New fees for Mendenhall Glacier Visitor Center vicinity to provide better services and facilities

Release Date: Jun 3, 2015   Juneau, Ak

Contact(s): John Neary

JUNEAU, Alaska–Juneau District Ranger Brad Orr announced today that the Forest Service will implement changes next May to fees charged at the Mendenhall Glacier Visitor Center (MGVC). In an effort to enhance the Mendenhall experience for all visitors, the Forest Service will increase the “amenity fee” and expand the fee collection area. “The intent is to provide better services and facilities in and around the visitor center,” said Orr. “About 90 percent of the amenity fees collected at the visitor center support the maintenance, operations, and programs at the site.”

Fees will not be charged during the off-season, from October 1 to April 30, but the new fee will be charged beginning May 1, 2016. Forest Service currently charges a $3 fee to persons 16 or older who enter the visitor center building. A $10 seasonal pass is also available, which allows the pass holder and one guest into the visitor center. The new fee will be $5 and the seasonal pass $15 ($10 if purchased after July 15). People under 16 years of age continue to be free, and the Forest Service will continue honoring all national interagency visitor passes. For example, the Senior Access pass ($10) for those aged 62 and older allows the holder plus three guests into any national park or forest for their lifetime.

“The Forest Service will begin charging fees next May for use of the bus shelters, Steep Creek Trail and platforms, viewing pavilion near the parking area, Photo Point Trail, and all restroom facilities”, said Mendenhall Glacier Visitor Center Director John Neary. “This will allow us to maintain and improve those facilities to the benefit of everyone.”

The Mendenhall Visitor Center opened its doors in 1962 and began collecting fees through the Fee Demo Program in 1999 to help offset the costs of maintenance and operations. The 2016 fee increase is the first in 17 years. While visitation numbers have more than doubled from 200,000 people in 1999 to more than 450,000 visitors during the summer season, funding has not kept pace. 

“We need improved facilities and experienced staff outside of the visitor center building to handle bus traffic and road crossings, reduce the potential for human-bear conflict, improve the flow of pedestrian traffic on better trails, increase the enjoyment of visitors through interpretive programs, assist with first-aid and emergency needs,” said Neary.
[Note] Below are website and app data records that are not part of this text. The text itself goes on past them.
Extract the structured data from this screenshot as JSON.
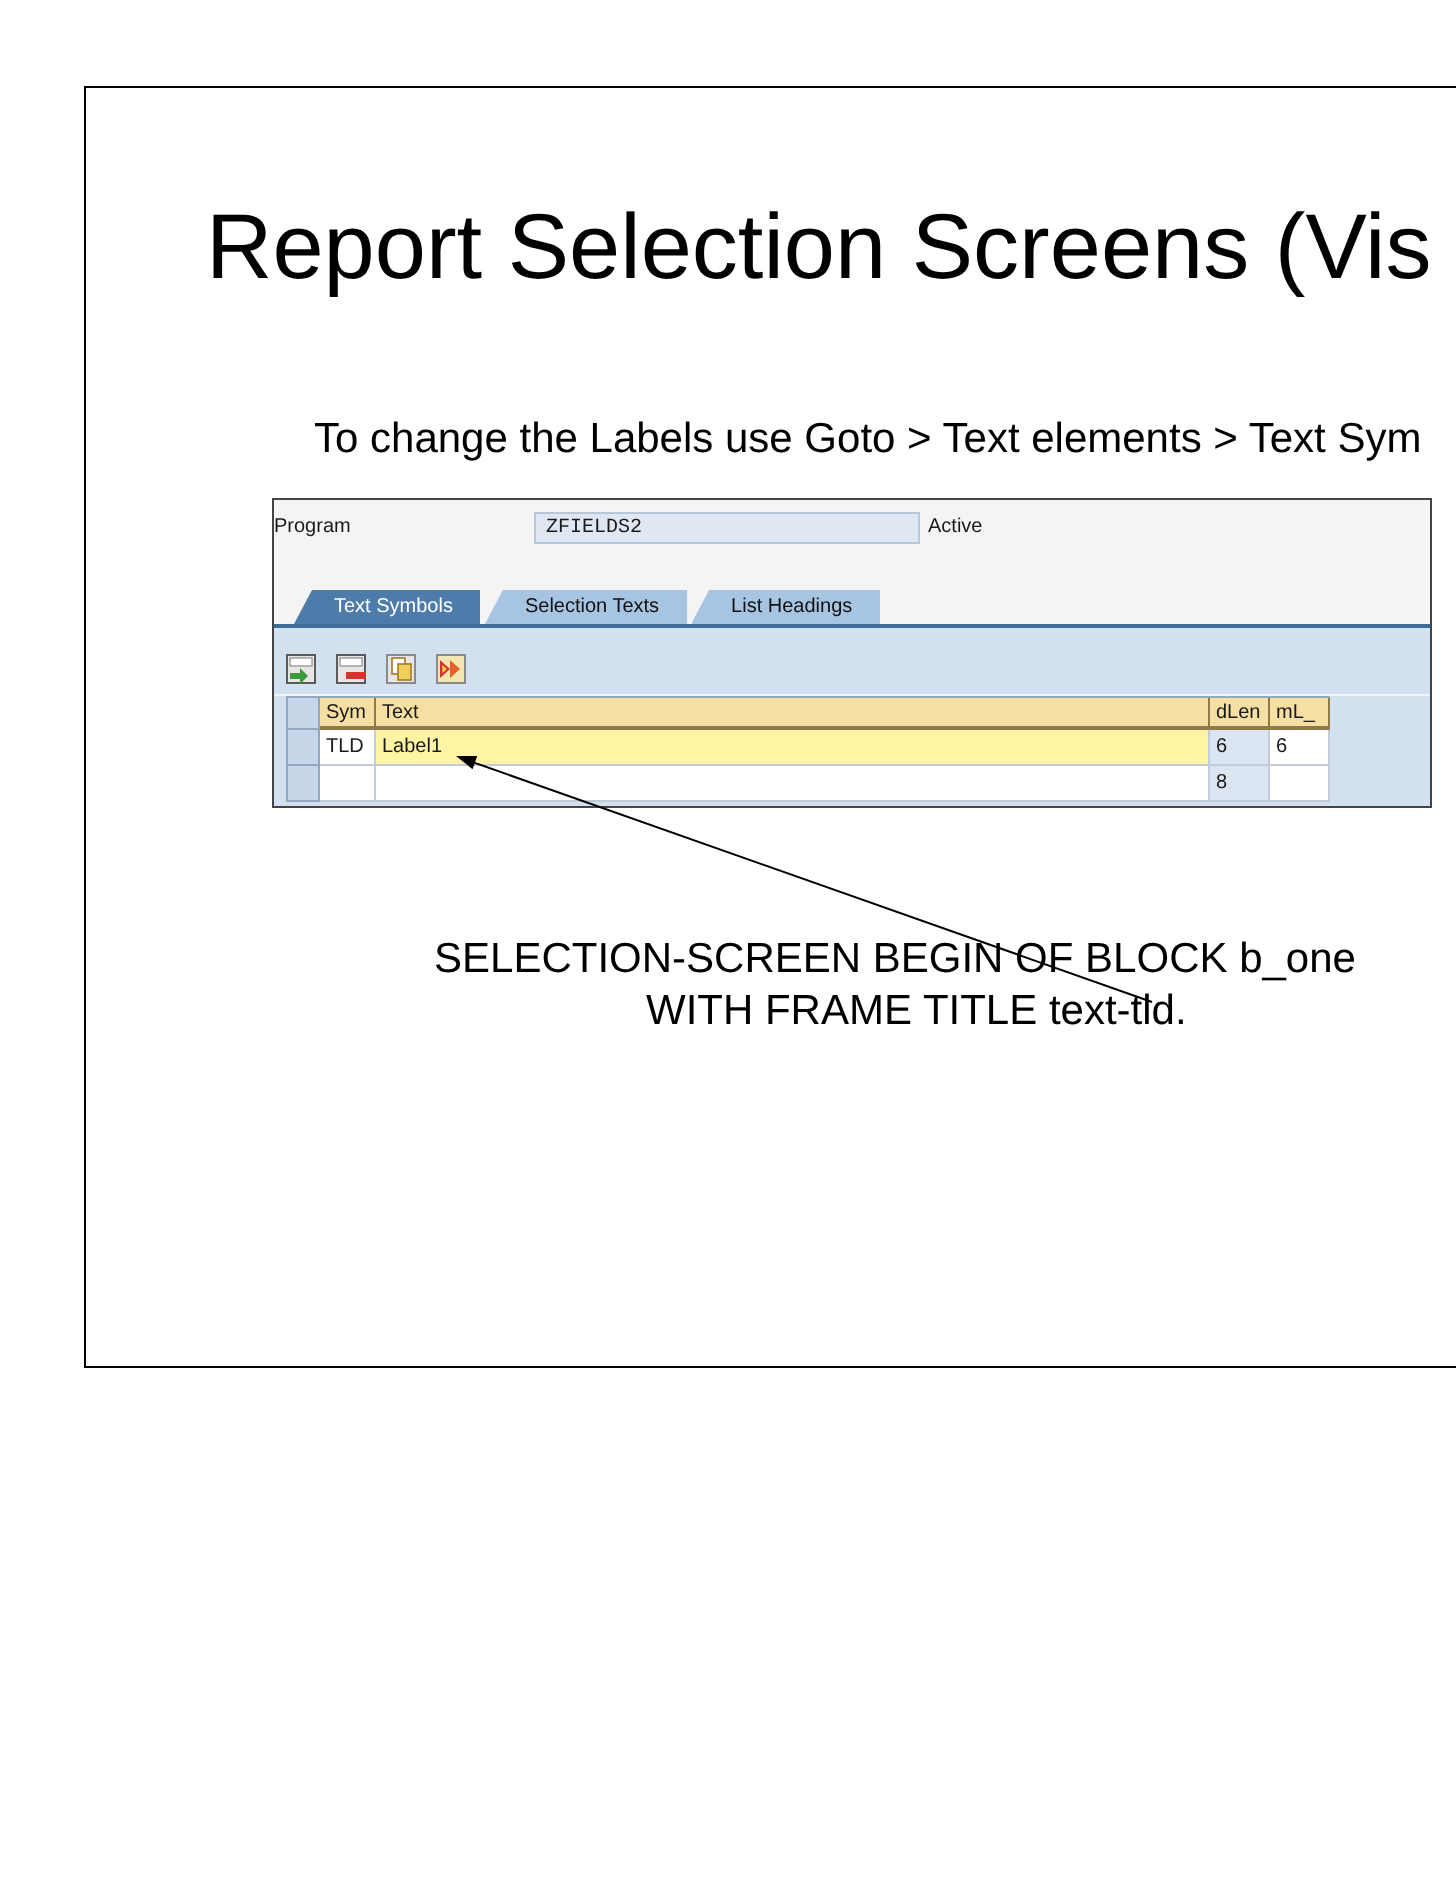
{
  "slide": {
    "title": "Report Selection Screens (Vis",
    "instruction": "To change the Labels use Goto > Text elements > Text Sym"
  },
  "sap_screen": {
    "program": {
      "label": "Program",
      "value": "ZFIELDS2",
      "status": "Active"
    },
    "tabs": [
      {
        "label": "Text Symbols",
        "selected": true
      },
      {
        "label": "Selection Texts",
        "selected": false
      },
      {
        "label": "List Headings",
        "selected": false
      }
    ],
    "table": {
      "columns": [
        "Sym",
        "Text",
        "dLen",
        "mL_"
      ],
      "rows": [
        {
          "selected": true,
          "sym": "TLD",
          "text": "Label1",
          "dlen": "6",
          "ml": "6"
        },
        {
          "selected": false,
          "dlen": "8"
        }
      ]
    }
  },
  "code": [
    "SELECTION-SCREEN BEGIN OF BLOCK b_one",
    "WITH FRAME TITLE text-tld."
  ]
}
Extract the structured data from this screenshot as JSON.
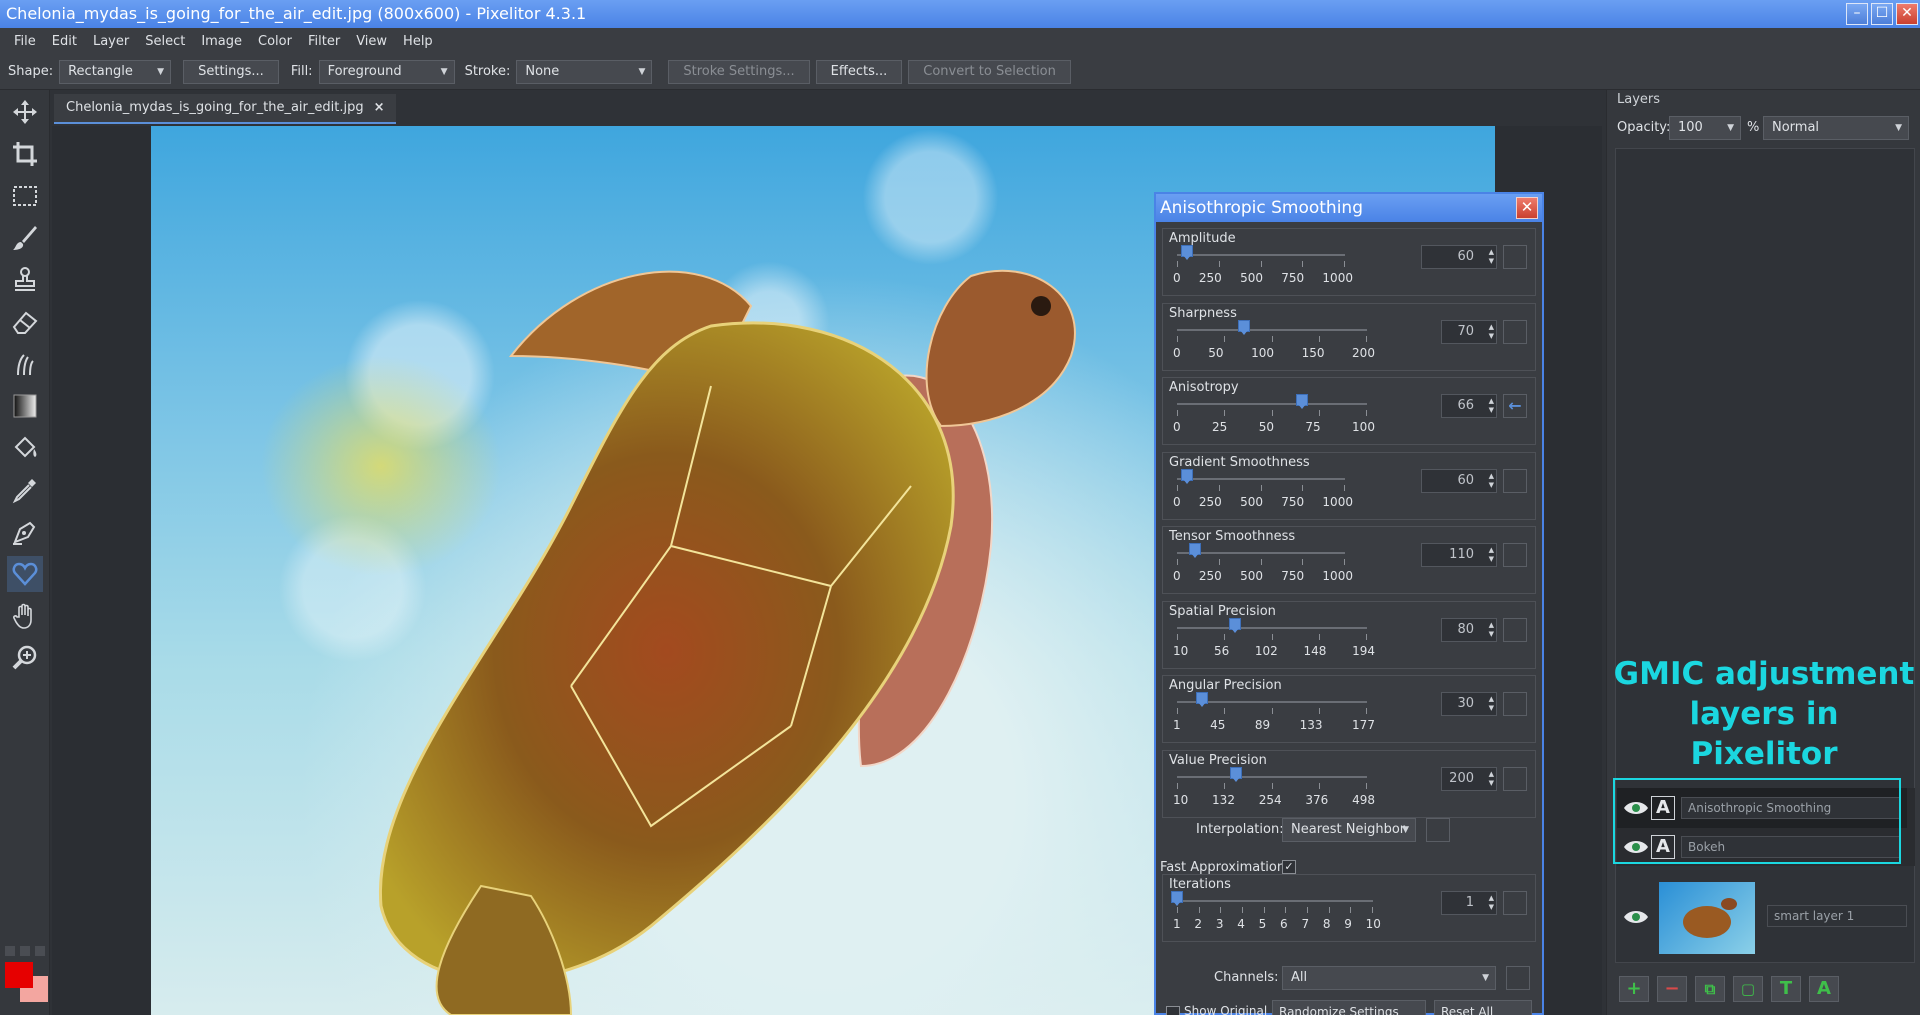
{
  "window": {
    "title": "Chelonia_mydas_is_going_for_the_air_edit.jpg (800x600) - Pixelitor 4.3.1",
    "min_glyph": "–",
    "max_glyph": "☐",
    "close_glyph": "✕"
  },
  "menu": [
    "File",
    "Edit",
    "Layer",
    "Select",
    "Image",
    "Color",
    "Filter",
    "View",
    "Help"
  ],
  "options": {
    "shape_label": "Shape:",
    "shape_value": "Rectangle",
    "settings_btn": "Settings...",
    "fill_label": "Fill:",
    "fill_value": "Foreground",
    "stroke_label": "Stroke:",
    "stroke_value": "None",
    "stroke_settings_btn": "Stroke Settings...",
    "effects_btn": "Effects...",
    "convert_btn": "Convert to Selection"
  },
  "tools": [
    "move-icon",
    "crop-icon",
    "selection-icon",
    "brush-icon",
    "clone-stamp-icon",
    "eraser-icon",
    "smudge-icon",
    "gradient-icon",
    "paint-bucket-icon",
    "color-picker-icon",
    "pen-icon",
    "shapes-icon",
    "hand-icon",
    "zoom-icon"
  ],
  "colors": {
    "foreground": "#e60000",
    "background": "#f3a6a0",
    "accent": "#5b8fd9",
    "annotation": "#1bd7e0"
  },
  "document_tab": {
    "label": "Chelonia_mydas_is_going_for_the_air_edit.jpg",
    "close_glyph": "×"
  },
  "layers_panel": {
    "title": "Layers",
    "opacity_label": "Opacity:",
    "opacity_value": "100",
    "percent": "%",
    "blend_mode": "Normal",
    "layers": [
      {
        "name": "Anisothropic Smoothing",
        "badge": "A"
      },
      {
        "name": "Bokeh",
        "badge": "A"
      },
      {
        "name": "smart layer 1"
      }
    ],
    "annotation": "GMIC adjustment layers in Pixelitor",
    "buttons": [
      "+",
      "−",
      "⧉",
      "▢",
      "T",
      "A"
    ]
  },
  "dialog": {
    "title": "Anisothropic Smoothing",
    "close_glyph": "✕",
    "params": [
      {
        "label": "Amplitude",
        "value": "60",
        "ticks": [
          "0",
          "250",
          "500",
          "750",
          "1000"
        ],
        "min": 0,
        "max": 1000,
        "current": 60
      },
      {
        "label": "Sharpness",
        "value": "70",
        "ticks": [
          "0",
          "50",
          "100",
          "150",
          "200"
        ],
        "min": 0,
        "max": 200,
        "current": 70
      },
      {
        "label": "Anisotropy",
        "value": "66",
        "ticks": [
          "0",
          "25",
          "50",
          "75",
          "100"
        ],
        "min": 0,
        "max": 100,
        "current": 66
      },
      {
        "label": "Gradient Smoothness",
        "value": "60",
        "ticks": [
          "0",
          "250",
          "500",
          "750",
          "1000"
        ],
        "min": 0,
        "max": 1000,
        "current": 60
      },
      {
        "label": "Tensor Smoothness",
        "value": "110",
        "ticks": [
          "0",
          "250",
          "500",
          "750",
          "1000"
        ],
        "min": 0,
        "max": 1000,
        "current": 110
      },
      {
        "label": "Spatial Precision",
        "value": "80",
        "ticks": [
          "10",
          "56",
          "102",
          "148",
          "194"
        ],
        "min": 10,
        "max": 240,
        "current": 80
      },
      {
        "label": "Angular Precision",
        "value": "30",
        "ticks": [
          "1",
          "45",
          "89",
          "133",
          "177"
        ],
        "min": 1,
        "max": 221,
        "current": 30
      },
      {
        "label": "Value Precision",
        "value": "200",
        "ticks": [
          "10",
          "132",
          "254",
          "376",
          "498"
        ],
        "min": 10,
        "max": 620,
        "current": 200
      }
    ],
    "interpolation_label": "Interpolation:",
    "interpolation_value": "Nearest Neighbor",
    "fast_approx_label": "Fast Approximation:",
    "fast_approx_checked": "✓",
    "iterations": {
      "label": "Iterations",
      "value": "1",
      "ticks": [
        "1",
        "2",
        "3",
        "4",
        "5",
        "6",
        "7",
        "8",
        "9",
        "10"
      ],
      "min": 1,
      "max": 10,
      "current": 1
    },
    "channels_label": "Channels:",
    "channels_value": "All",
    "show_original": "Show Original",
    "randomize": "Randomize Settings",
    "reset_all": "Reset All"
  }
}
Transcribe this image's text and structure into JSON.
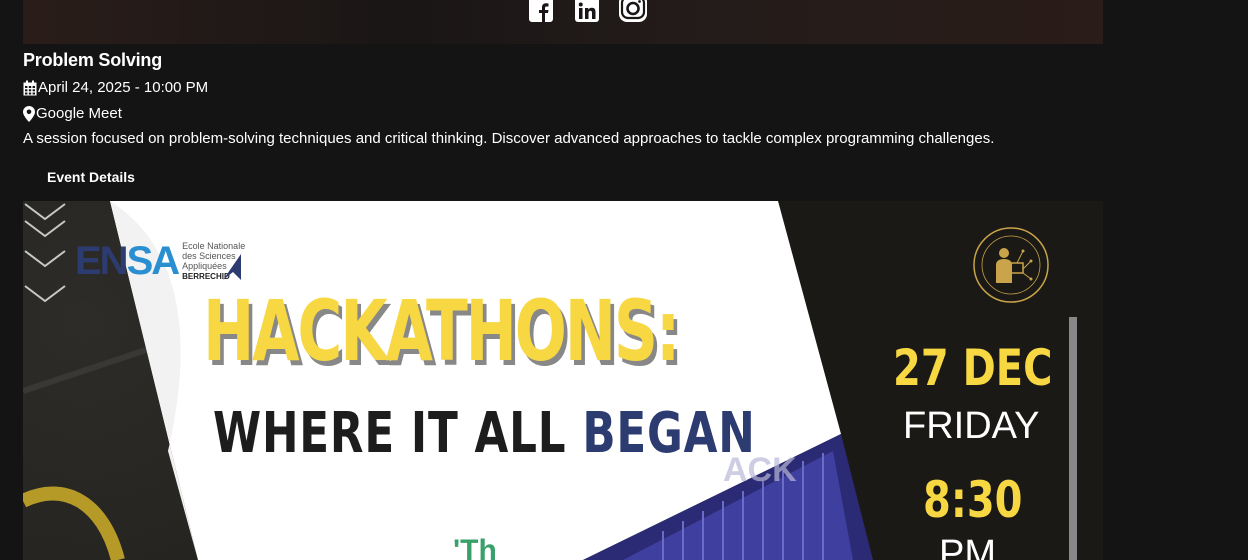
{
  "event": {
    "title": "Problem Solving",
    "date": "April 24, 2025 - 10:00 PM",
    "location": "Google Meet",
    "description": "A session focused on problem-solving techniques and critical thinking. Discover advanced approaches to tackle complex programming challenges.",
    "details_label": "Event Details"
  },
  "socials": [
    {
      "icon": "facebook-icon"
    },
    {
      "icon": "linkedin-icon"
    },
    {
      "icon": "instagram-icon"
    }
  ],
  "poster": {
    "logo_text_en": "EN",
    "logo_text_sa": "SA",
    "logo_line1": "Ecole Nationale",
    "logo_line2": "des Sciences",
    "logo_line3": "Appliquées",
    "logo_line4": "BERRECHID",
    "headline": "HACKATHONS:",
    "subline_part1": "WHERE IT ALL ",
    "subline_part2": "BEGAN",
    "date": "27 DEC",
    "day": "FRIDAY",
    "time": "8:30",
    "ampm": "PM",
    "colors": {
      "yellow": "#f7d742",
      "navy": "#2d3c70",
      "dark": "#1d1b18"
    }
  }
}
Unlike most recreation sites across the Tongass National Forest, most visitors experience the Mendenhall Glacier by using commercial tour operators. All tour operators are required to hold a permit with the Forest Service for any tours to the forest, including Mendenhall. The Forest Service is working with tour operators to ensure their customers benefit from better facilities and services.

For example, a new Master Plan will address solutions to the congestion that often diminishes quality of experiences, said Neary. Improvements to traffic flow, trails, viewing platforms, covered viewing areas and food venues will be considered.

“We are also seeking public and private partnerships to help improve the Mendenhall experience,” said Neary. “This will require a sustainable flow of visitors who all contribute reasonable fees to support operations and improvements.”

“While some Juneau residents may feel they don’t need interpretation,” said Neary, “I am sure they will understand the value of improved trails and reduced congestion. We believe there is something here for everyone.”

For more information, contact John Neary at 907-789-6637 or e-mail at